*Work instructions*.
How many lines in the records below contain the word "Ctrl"? Give only the number.

Excerpts from an interface dataset:
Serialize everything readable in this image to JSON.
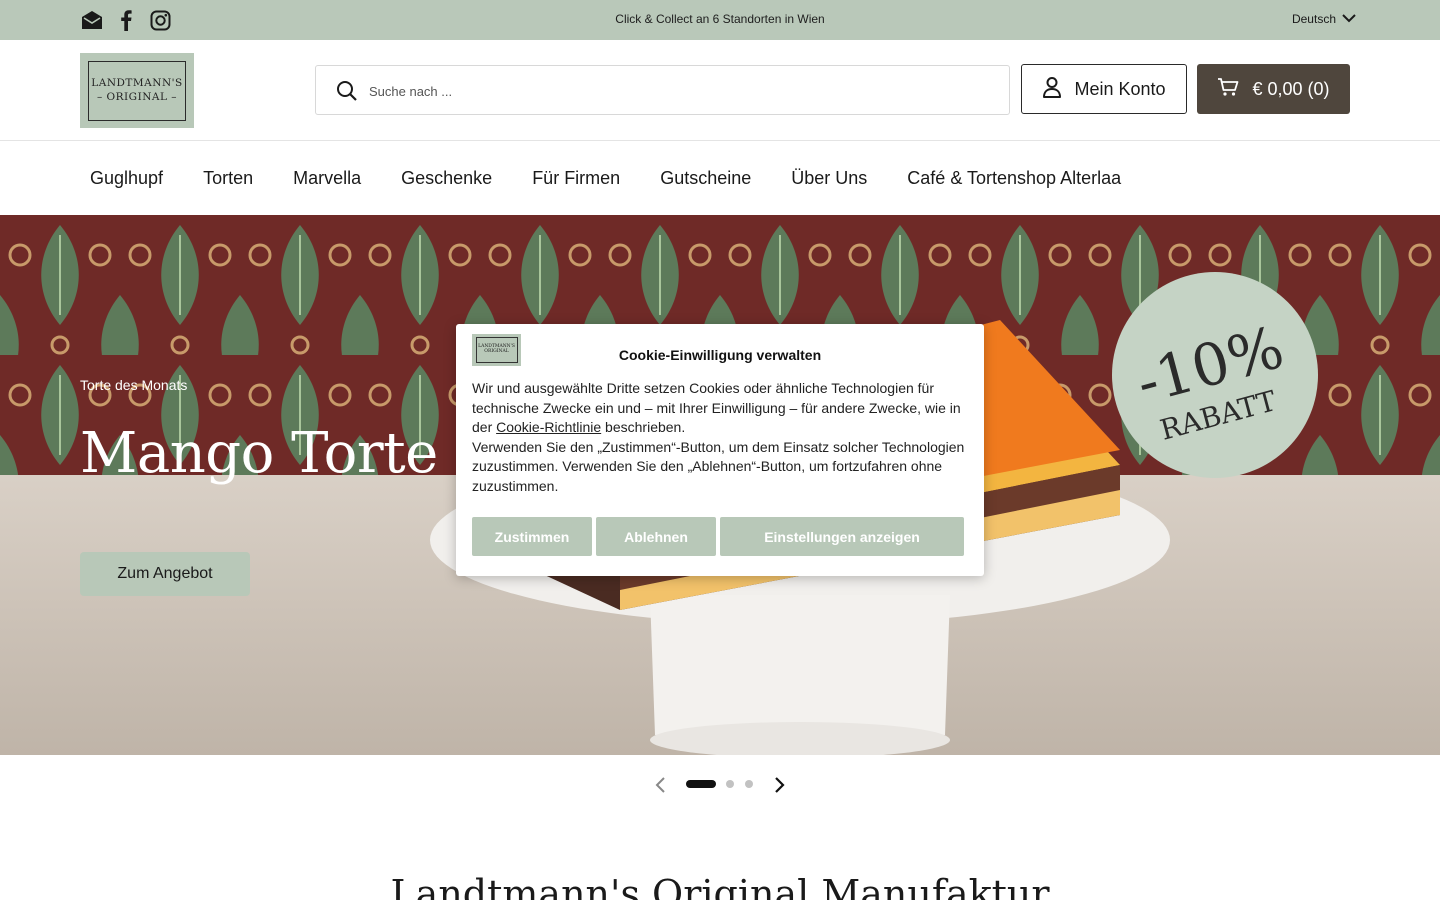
{
  "topbar": {
    "promo": "Click & Collect an 6 Standorten in Wien",
    "language": "Deutsch",
    "social_icons": [
      "email-icon",
      "facebook-icon",
      "instagram-icon"
    ],
    "background": "#b9c8b9"
  },
  "header": {
    "logo_line1": "LANDTMANN'S",
    "logo_line2": "– ORIGINAL –",
    "search_placeholder": "Suche nach ...",
    "account_label": "Mein Konto",
    "cart_label": "€ 0,00 (0)",
    "cart_background": "#4f463d"
  },
  "nav": {
    "items": [
      "Guglhupf",
      "Torten",
      "Marvella",
      "Geschenke",
      "Für Firmen",
      "Gutscheine",
      "Über Uns",
      "Café & Tortenshop Alterlaa"
    ]
  },
  "hero": {
    "eyebrow": "Torte des Monats",
    "title": "Mango Torte",
    "cta": "Zum Angebot",
    "badge_line1": "-10%",
    "badge_line2": "RABATT",
    "slides_total": 3,
    "active_slide": 1
  },
  "section": {
    "title": "Landtmann's Original Manufaktur"
  },
  "cookie": {
    "title": "Cookie-Einwilligung verwalten",
    "text_before_link": "Wir und ausgewählte Dritte setzen Cookies oder ähnliche Technologien für technische Zwecke ein und – mit Ihrer Einwilligung – für andere Zwecke, wie in der ",
    "link": "Cookie-Richtlinie",
    "text_after_link": " beschrieben.",
    "text_second": "Verwenden Sie den „Zustimmen“-Button, um dem Einsatz solcher Technologien zuzustimmen. Verwenden Sie den „Ablehnen“-Button, um fortzufahren ohne zuzustimmen.",
    "accept": "Zustimmen",
    "reject": "Ablehnen",
    "settings": "Einstellungen anzeigen",
    "logo_text": "LANDTMANN'S ORIGINAL",
    "accent": "#b8c8b8"
  }
}
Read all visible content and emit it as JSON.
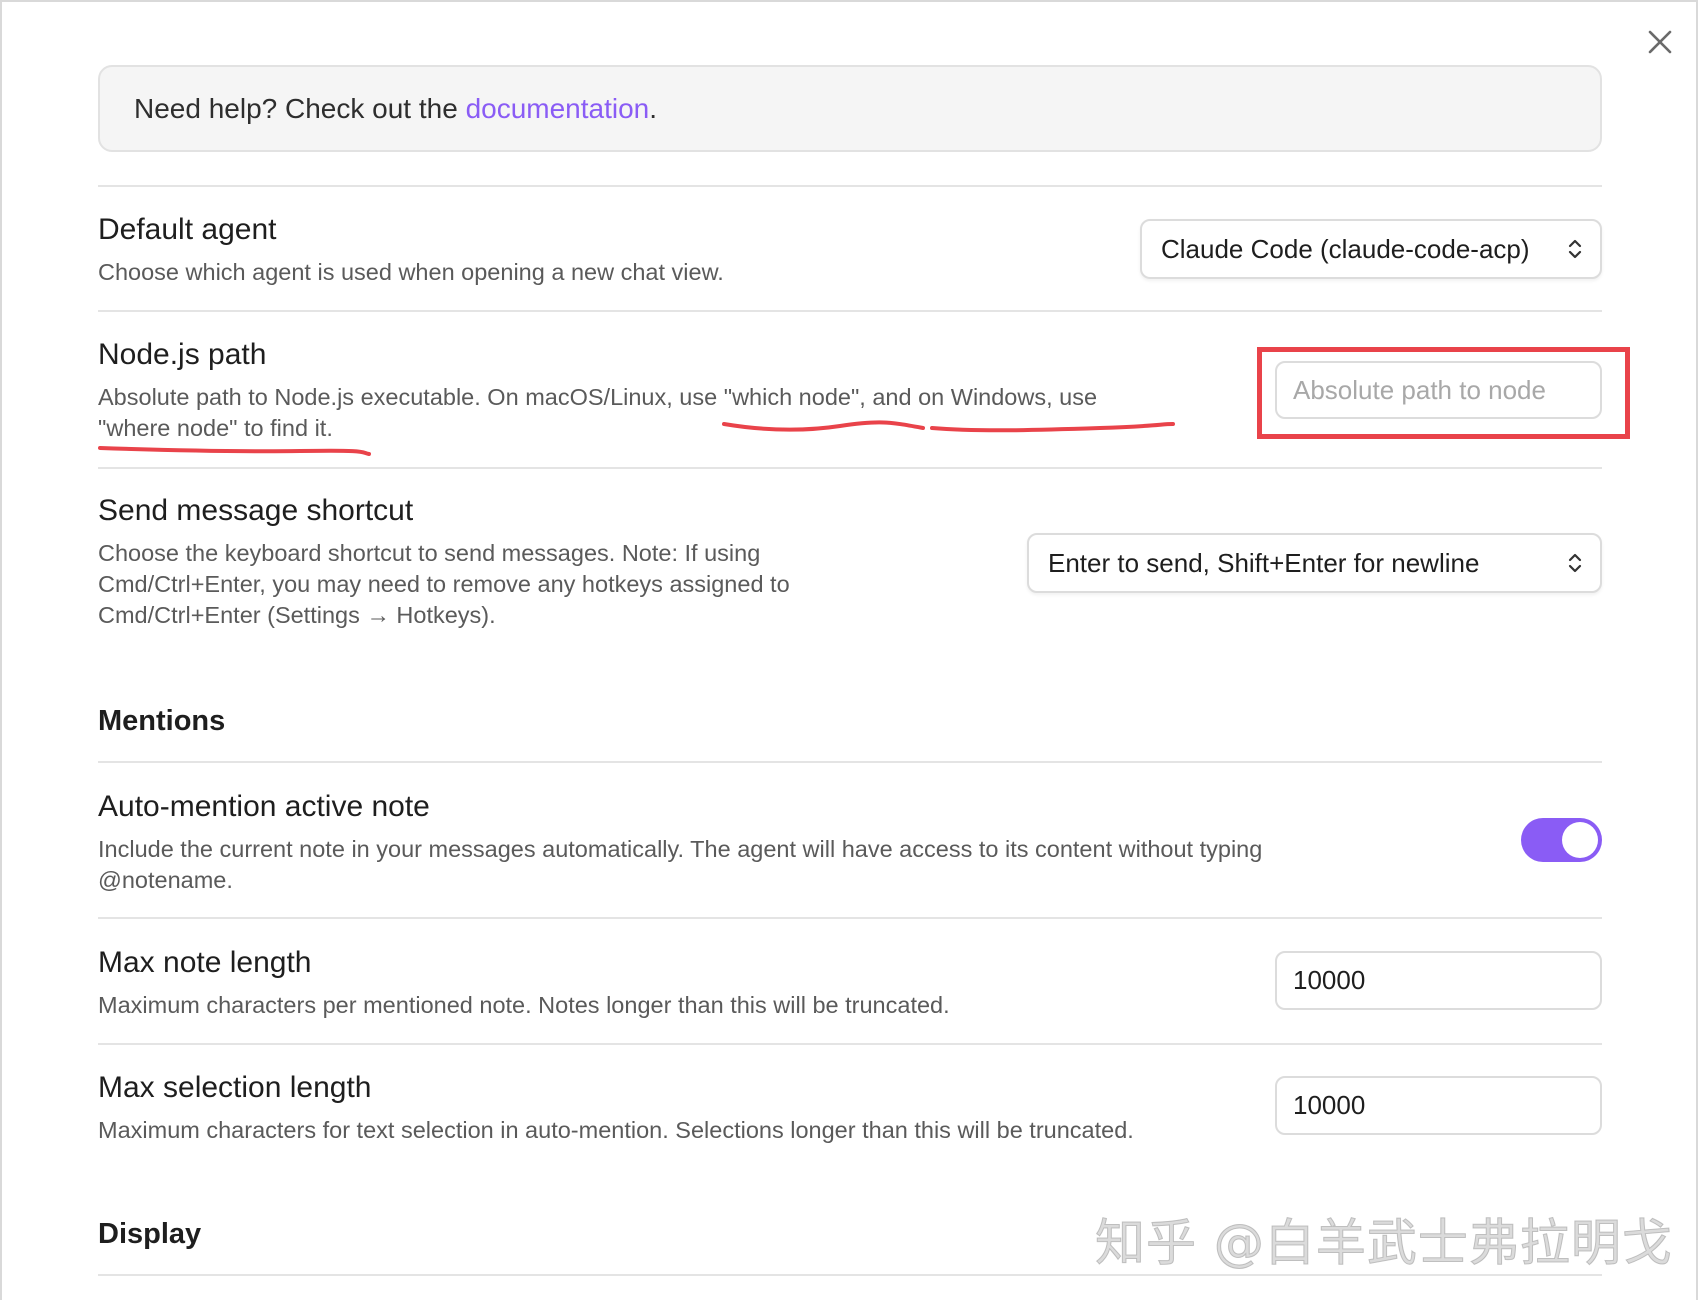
{
  "help": {
    "prefix": "Need help? Check out the ",
    "link": "documentation",
    "suffix": "."
  },
  "default_agent": {
    "title": "Default agent",
    "description": "Choose which agent is used when opening a new chat view.",
    "selected": "Claude Code (claude-code-acp)"
  },
  "node_path": {
    "title": "Node.js path",
    "description_line1": "Absolute path to Node.js executable. On macOS/Linux, use \"which node\", and on Windows, use",
    "description_line2": "\"where node\" to find it.",
    "placeholder": "Absolute path to node"
  },
  "send_shortcut": {
    "title": "Send message shortcut",
    "description_line1": "Choose the keyboard shortcut to send messages. Note: If using",
    "description_line2": "Cmd/Ctrl+Enter, you may need to remove any hotkeys assigned to",
    "description_line3": "Cmd/Ctrl+Enter (Settings → Hotkeys).",
    "selected": "Enter to send, Shift+Enter for newline"
  },
  "mentions": {
    "section_title": "Mentions",
    "auto_mention": {
      "title": "Auto-mention active note",
      "description_line1": "Include the current note in your messages automatically. The agent will have access to its content without typing",
      "description_line2": "@notename.",
      "enabled": true
    },
    "max_note_length": {
      "title": "Max note length",
      "description": "Maximum characters per mentioned note. Notes longer than this will be truncated.",
      "value": "10000"
    },
    "max_selection_length": {
      "title": "Max selection length",
      "description": "Maximum characters for text selection in auto-mention. Selections longer than this will be truncated.",
      "value": "10000"
    }
  },
  "display": {
    "section_title": "Display"
  },
  "watermark": "知乎 @白羊武士弗拉明戈",
  "colors": {
    "accent": "#8a5cf5",
    "annotation_red": "#e9434a"
  },
  "icons": {
    "close": "close-icon",
    "chevron": "chevron-up-down-icon"
  }
}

*Expected answer*.
2